Why Is Sun Protection Important?
We all need some sun exposure. When skin is exposed to the sun, our bodies make vitamin D, which helps the body absorb calcium for stronger, healthier bones. It only takes a little time in the sun for most people to get the vitamin D they need (and most vitamin D needs should be met with a healthy diet and/or supplements).
Too much unprotected exposure to the sun's ultraviolet (UV) rays can cause skin damage, eye damage, immune system suppression, and skin cancer. Even people in their twenties can develop skin cancer.
How Do Sunburns Happen?
The sun radiates light to the earth, and part of that light consists of invisible UV rays. When these rays reach the skin, they cause tanning, burning, and other skin damage.
- UVA rays cause skin aging and wrinkling and contribute to skin cancer, such as melanoma (the most dangerous form of skin cancer). UVA rays pass easily through the ozone layer, so they make up the majority of our sun exposure.
- UVB rays are also dangerous, causing sunburns, cataracts (clouding of the eye lens), and effects on the immune system. They also contribute to skin cancer, and melanoma is thought to be associated with severe UVB sunburns before age 20.
UV rays react with a chemical called melanin that's found in skin. A sunburn develops when the amount of UV exposure is greater than what can be protected against by the skin's melanin. The risk of damage increases with the amount and intensity of exposure. A tan is itself a sign of skin damage and does not help protect the skin.
Who Needs Sun Protection?
Everybody needs sun protection. The lighter someone's natural skin color, the less melanin it has to absorb UV rays and protect itself. The darker a person's natural skin color, the more melanin it has.

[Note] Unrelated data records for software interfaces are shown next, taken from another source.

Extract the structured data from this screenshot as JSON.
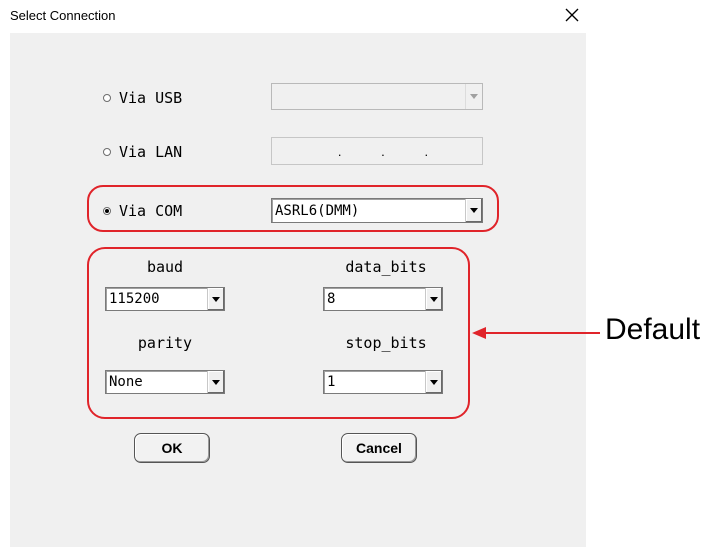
{
  "window": {
    "title": "Select Connection",
    "close_icon": "close-icon"
  },
  "connection": {
    "usb": {
      "label": "Via USB",
      "selected": false,
      "value": ""
    },
    "lan": {
      "label": "Via LAN",
      "selected": false,
      "ip_dots": [
        ".",
        ".",
        "."
      ]
    },
    "com": {
      "label": "Via COM",
      "selected": true,
      "value": "ASRL6(DMM)"
    }
  },
  "serial": {
    "baud": {
      "label": "baud",
      "value": "115200"
    },
    "data_bits": {
      "label": "data_bits",
      "value": "8"
    },
    "parity": {
      "label": "parity",
      "value": "None"
    },
    "stop_bits": {
      "label": "stop_bits",
      "value": "1"
    }
  },
  "buttons": {
    "ok": "OK",
    "cancel": "Cancel"
  },
  "annotation": {
    "text": "Default",
    "color": "#e0242a"
  }
}
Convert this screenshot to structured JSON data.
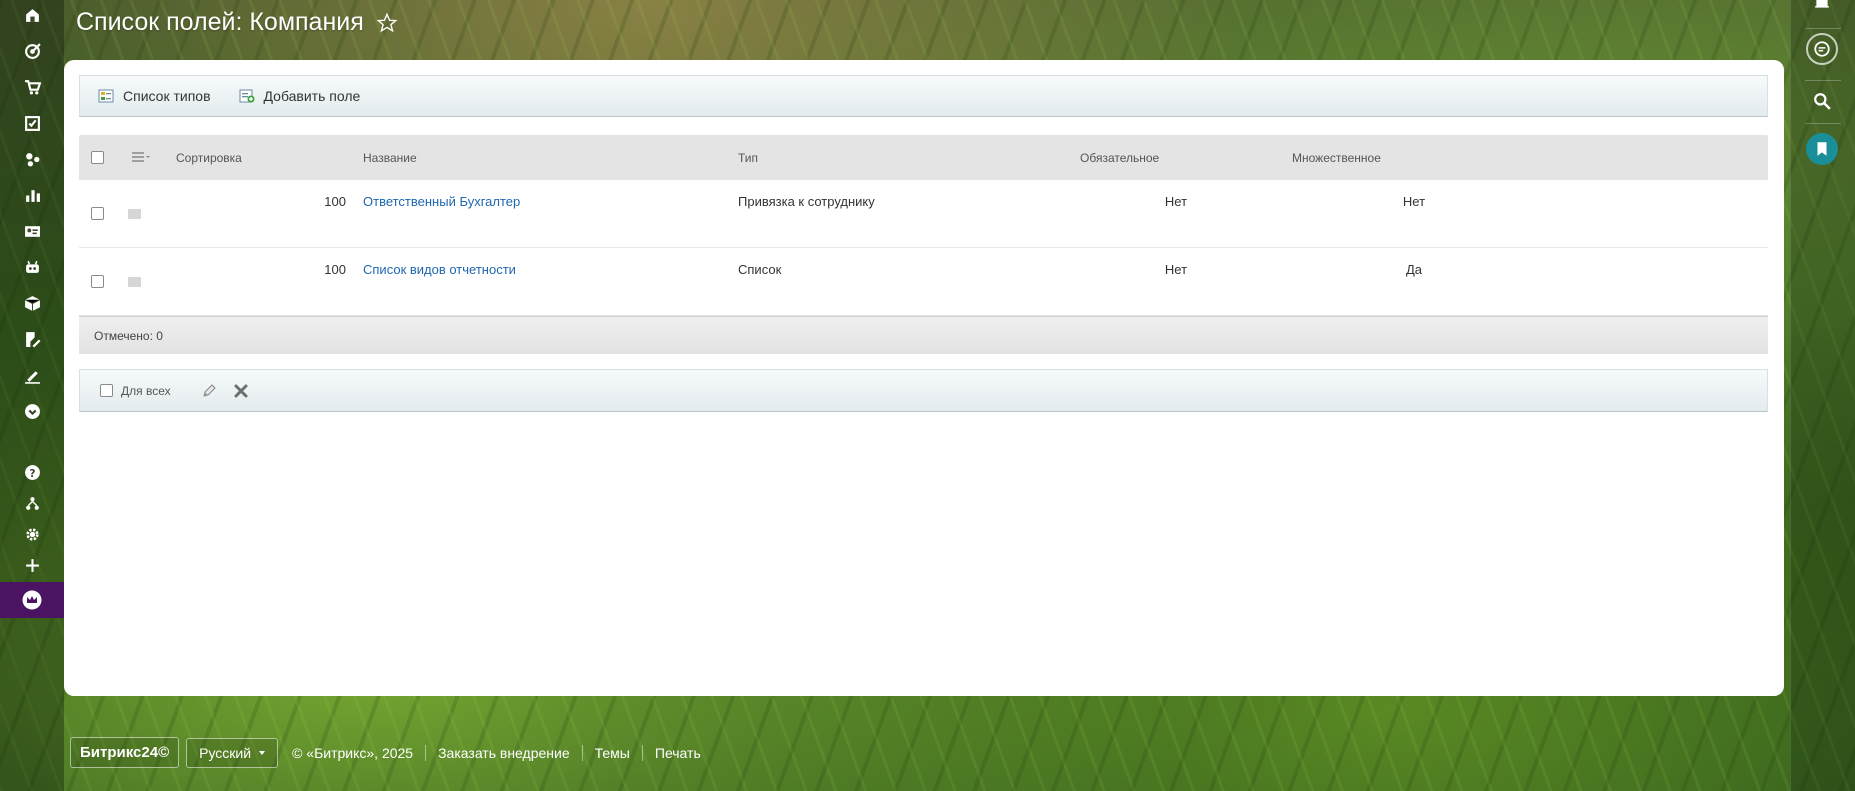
{
  "page": {
    "title": "Список полей: Компания"
  },
  "toolbar": {
    "types_list": "Список типов",
    "add_field": "Добавить поле"
  },
  "grid": {
    "headers": {
      "sort": "Сортировка",
      "name": "Название",
      "type": "Тип",
      "required": "Обязательное",
      "multiple": "Множественное"
    },
    "rows": [
      {
        "sort": "100",
        "name": "Ответственный Бухгалтер",
        "type": "Привязка к сотруднику",
        "required": "Нет",
        "multiple": "Нет"
      },
      {
        "sort": "100",
        "name": "Список видов отчетности",
        "type": "Список",
        "required": "Нет",
        "multiple": "Да"
      }
    ],
    "selected_label": "Отмечено: 0"
  },
  "actions": {
    "for_all": "Для всех"
  },
  "footer": {
    "logo": "Битрикс24©",
    "language": "Русский",
    "copyright": "© «Битрикс», 2025",
    "order": "Заказать внедрение",
    "themes": "Темы",
    "print": "Печать"
  },
  "colors": {
    "link": "#2067b0",
    "active_menu": "#4b1462",
    "copilot": "#1a8f9a"
  }
}
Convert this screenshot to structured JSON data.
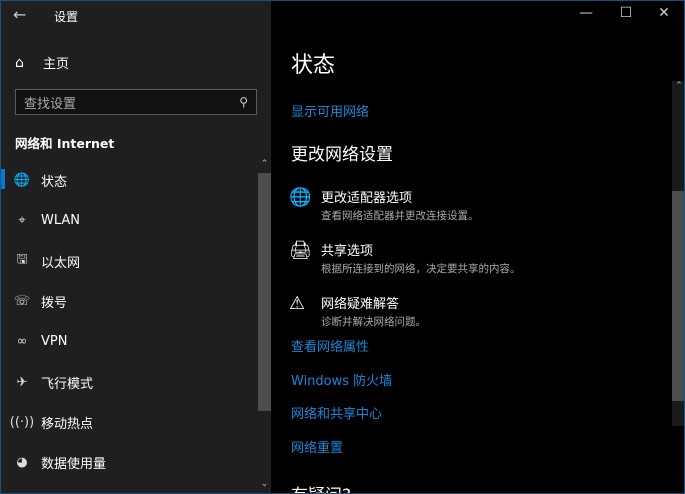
{
  "window": {
    "title": "设置",
    "minimize_icon": "minimize-icon",
    "maximize_icon": "maximize-icon",
    "close_icon": "close-icon"
  },
  "sidebar": {
    "home": "主页",
    "search_placeholder": "查找设置",
    "section": "网络和 Internet",
    "items": [
      {
        "label": "状态",
        "icon": "globe-icon"
      },
      {
        "label": "WLAN",
        "icon": "wifi-icon"
      },
      {
        "label": "以太网",
        "icon": "ethernet-icon"
      },
      {
        "label": "拨号",
        "icon": "dialup-icon"
      },
      {
        "label": "VPN",
        "icon": "vpn-icon"
      },
      {
        "label": "飞行模式",
        "icon": "airplane-icon"
      },
      {
        "label": "移动热点",
        "icon": "hotspot-icon"
      },
      {
        "label": "数据使用量",
        "icon": "data-usage-icon"
      }
    ],
    "selected": "状态"
  },
  "main": {
    "title": "状态",
    "show_networks": "显示可用网络",
    "change_heading": "更改网络设置",
    "options": [
      {
        "title": "更改适配器选项",
        "desc": "查看网络适配器并更改连接设置。"
      },
      {
        "title": "共享选项",
        "desc": "根据所连接到的网络，决定要共享的内容。"
      },
      {
        "title": "网络疑难解答",
        "desc": "诊断并解决网络问题。"
      }
    ],
    "links": [
      "查看网络属性",
      "Windows 防火墙",
      "网络和共享中心",
      "网络重置"
    ],
    "question_heading": "有疑问?"
  },
  "colors": {
    "accent": "#0078d7",
    "link": "#1a86d9",
    "sidebar_bg": "#1f1f1f",
    "main_bg": "#000000"
  }
}
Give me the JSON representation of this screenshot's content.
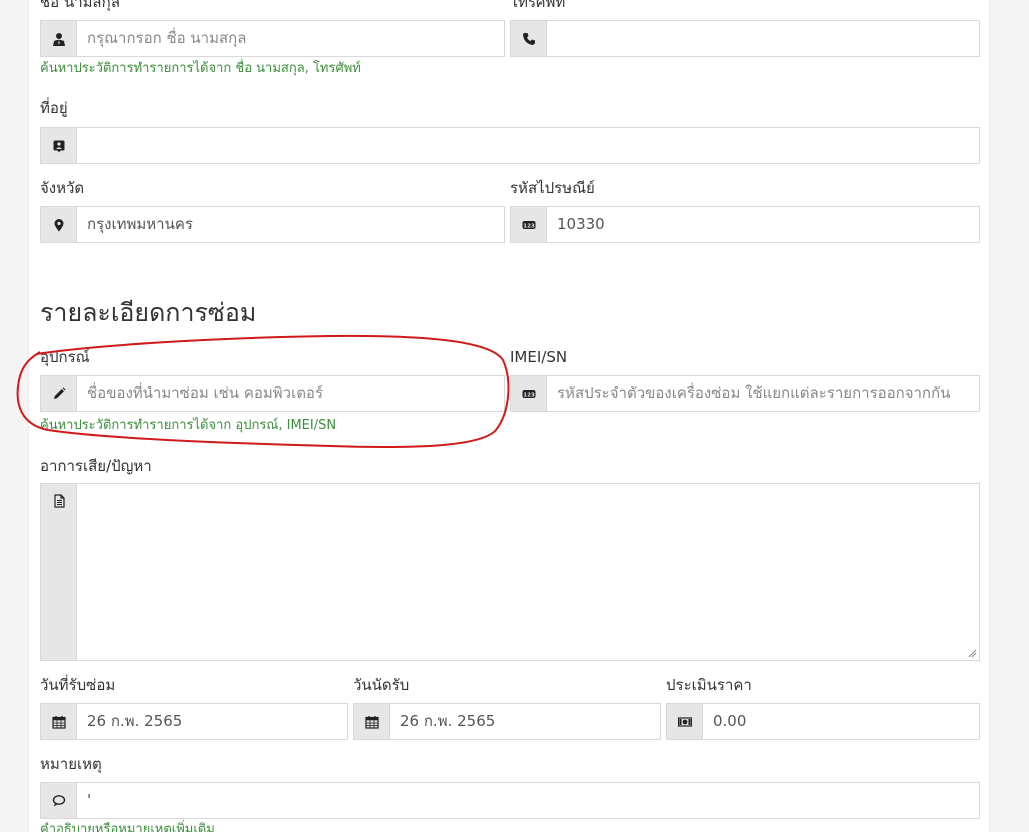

But both dark- and light-skinned person need protection from UV rays because any tanning or burning causes skin damage.